have been, 277, 278 

Torpedo, The, 20 

Trinity House, Scientific adviser 
to, 67, 199, 218, 259 

Tubes of force, 211 

Turner, J. W. M., R.A., Advice to, 
about pigments, 246 

Tyndall, Prof. : reminiscences by, 
4, 49, 74, 175, 187, 225, 255, 290, 
296, 299 ; his " Faraday as a Dis- 
coverer," 4, 130, 157, 169, 202; 
letters to, 210, 264, 268, 277, 278, 


Utility of discoveries, 63, 224, 248 
University College, Professorship 

in, 66, 277 
University of London : Senator of, 

275 ; degrees in science, 275 

Varley, Cornelius, 5, 294 
Velocipede riding, 74 
Vesuvius, Ascents of, 22, 33 
Vibrations, Thoughts on ray-, 193 
Visits to the sick, 245, 296 
Volta, Count Alessandro, Meeting 

with, 22 
Volta-electric induction, 115 
Voltameter. 146 


Water, On freezing of, 203 

Wellington, The Duke of, on prac- 
tical application of discovery 
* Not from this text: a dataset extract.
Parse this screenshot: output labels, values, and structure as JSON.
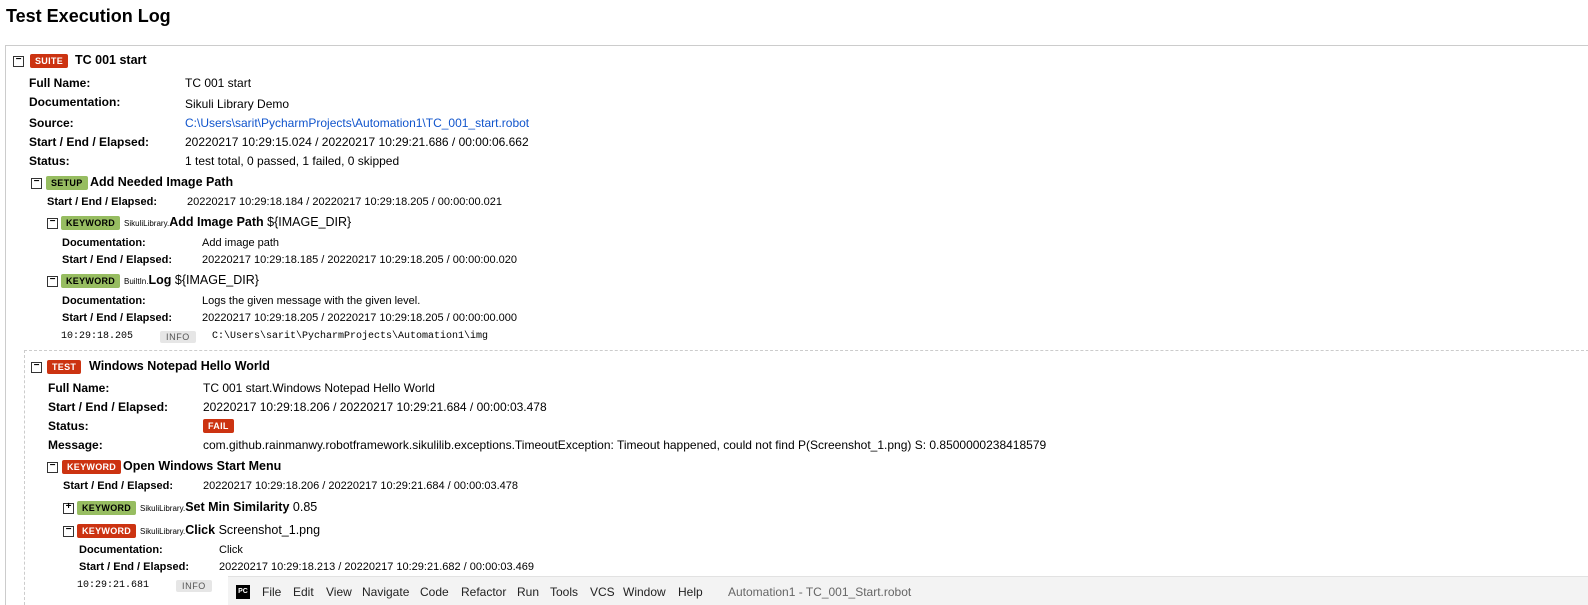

Wheatstone, Sir Charles : on velo- 
city of discharge, 149, 161 ; his 
electric chronoscope, 192 

Whewell, Rev. W., Correspond- 
ence with, about terms, 116, 144, 
145, 163, 205 

White, Walter, Reminiscences by, 
253 263 

William IV., King, 72, 73 

Wiseman, Cardinal, Meeting with. 

Wollaston, Dr. W. H., Misunder- 
standing with, 51, 56, 57, 58, 84, 

Woolwich Academy lectures, 66, 

Working, Method of, 60, 242, 247 

Young, Dr. T., Letter from, 97 


Zeeman's magneto-optic discovery, 

Phinted by Cassell & Company, Limited, La Belle Sauyaqe, London, K.0L 
15.-2 o